Let’s find out the process of making Robocat from concept to final render here:
Step 1: Modeling
“I started with a character concept by CreatureBox (they are one of my all-time favorite artists). I start by creating simple blockouts of the different shapes and parts in MODO. I continued to add the components but I didn’t focus too much on the details, which came later; it was much more important to get the proportions correct and closely follow the concept. I kept symmetry turned on as I find it easier to model with it on and then break symmetry once I had finished the modeling and get to the posing stage. With the bulk of the character modeled I moved on to adding the little details such as the grill in his nose and his spine. The next bit of modeling was a lot of fun because the concept sketch only has the front view; this meant I could give my imagination free reign to design the back of the bot. I added parts and details that fit with the look and feel of the original concept but also added my own little touch.”
Step 2: Look development and color
“With all the modeling done I moved on to posing Robocat and connecting the free floating parts to the body. I decided it would be much easier to model these parts once I had finished posing the main parts such as the arms. I also started testing different lighting option to find the mood for the final image.
As the concept is in black and white I was able to use my imagination to shade and color the character. I tried different colors but found that yellow really made the character pop, so I went with yellow and orange shades. I also made a base for him to stand on.”
Step 3: Finalizing details and pose
“For this step, I finished all the little details and refined the pose. I added some back pipes and also remodeled the base so that it matches the overall look of the model and original concept. I often go back and forth adding and deleting details on my models, I do this because I’m never 100% sure about which angle the final image will be taken from so I like to make sure that the model is finished and detailed from all angles.”
Step 4: Light setup
“Lighting setup is an important part of any piece of work. To light this scene I placed two area lights on the bot’s left and right, one directional light on shining from the left side to highlight a focus point on the eye, and finally, one spotlight with volumetric from the back to give him a soft rim light with a few light rays.

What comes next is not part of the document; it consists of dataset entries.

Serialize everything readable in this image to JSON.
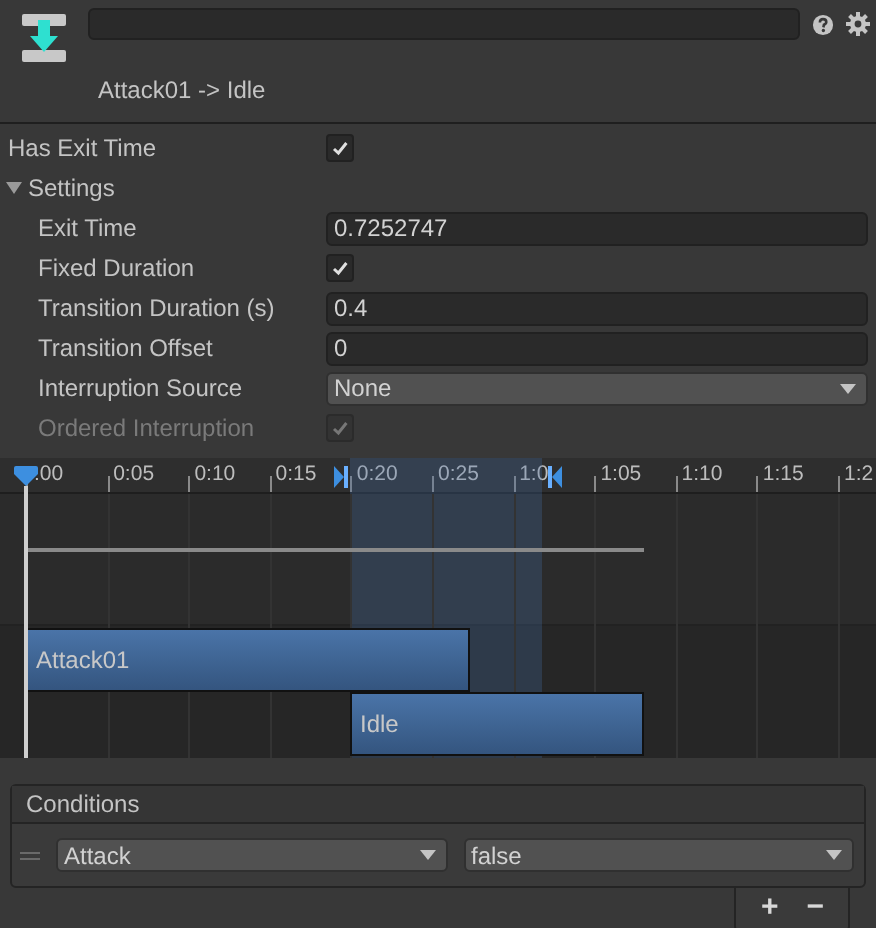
{
  "header": {
    "title": "Attack01 -> Idle"
  },
  "has_exit_time": {
    "label": "Has Exit Time",
    "checked": true
  },
  "settings": {
    "label": "Settings",
    "expanded": true,
    "items": [
      {
        "kind": "text",
        "label": "Exit Time",
        "value": "0.7252747"
      },
      {
        "kind": "checkbox",
        "label": "Fixed Duration",
        "checked": true,
        "disabled": false
      },
      {
        "kind": "text",
        "label": "Transition Duration (s)",
        "value": "0.4"
      },
      {
        "kind": "text",
        "label": "Transition Offset",
        "value": "0"
      },
      {
        "kind": "dropdown",
        "label": "Interruption Source",
        "value": "None"
      },
      {
        "kind": "checkbox",
        "label": "Ordered Interruption",
        "checked": true,
        "disabled": true
      }
    ]
  },
  "timeline": {
    "ruler": [
      ":00",
      "0:05",
      "0:10",
      "0:15",
      "0:20",
      "0:25",
      "1:0",
      "1:05",
      "1:10",
      "1:15",
      "1:2"
    ],
    "clips": [
      {
        "label": "Attack01"
      },
      {
        "label": "Idle"
      }
    ]
  },
  "conditions": {
    "title": "Conditions",
    "rows": [
      {
        "parameter": "Attack",
        "value": "false"
      }
    ],
    "buttons": [
      "+",
      "−"
    ]
  }
}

This helps to add some depth and separate between the background and foreground.”
Step 5: Setting up shaders and materials
“For this step I added materials and shading to the model. I did most of the parts with procedural texturing, I didn’t bother with UVs. MODO is really great for this type of texturing. To make the dirt and scratches I used an AO map and set it on the edges with a darker color, this is a cheap hack but works fine in most cases.”
Step 6: Raw render
“The final raw looks a bit washed out, which is fine for this stage because I try to get 60 to 70% of what I need for the raw render and then do some post work and tweak things. I did a few render passes (Color, AO, Material ID, and Shading Incidence). The depth was rendered in MODO with 1024 AA samples to get a clean result. This is one of my favorite steps to get stuck in to, I did the final color grade and added some extra punch to the image, as well as sharpen it a little bit and focused the light around the model.”
Step 7: Adding the last details
“Looking at the results of the previous step everything looks great but is there more that I could add? I realized that Robocat looked too clean for a robot so I decided to add some dirt and scratches here and there on the model to add some realism; although not too much as I didn’t want to overdo it. With the dirt added I was happy with the finished result. Thank you for reading this making of and I hope it has been useful to you.”
Middle East Talents Awards team is grateful once again to witness another submission from you. Creating 3D characters can be a challenging task but more important is that we continue to learn and enjoy the creation process. Wish you all the best in the competition and your career.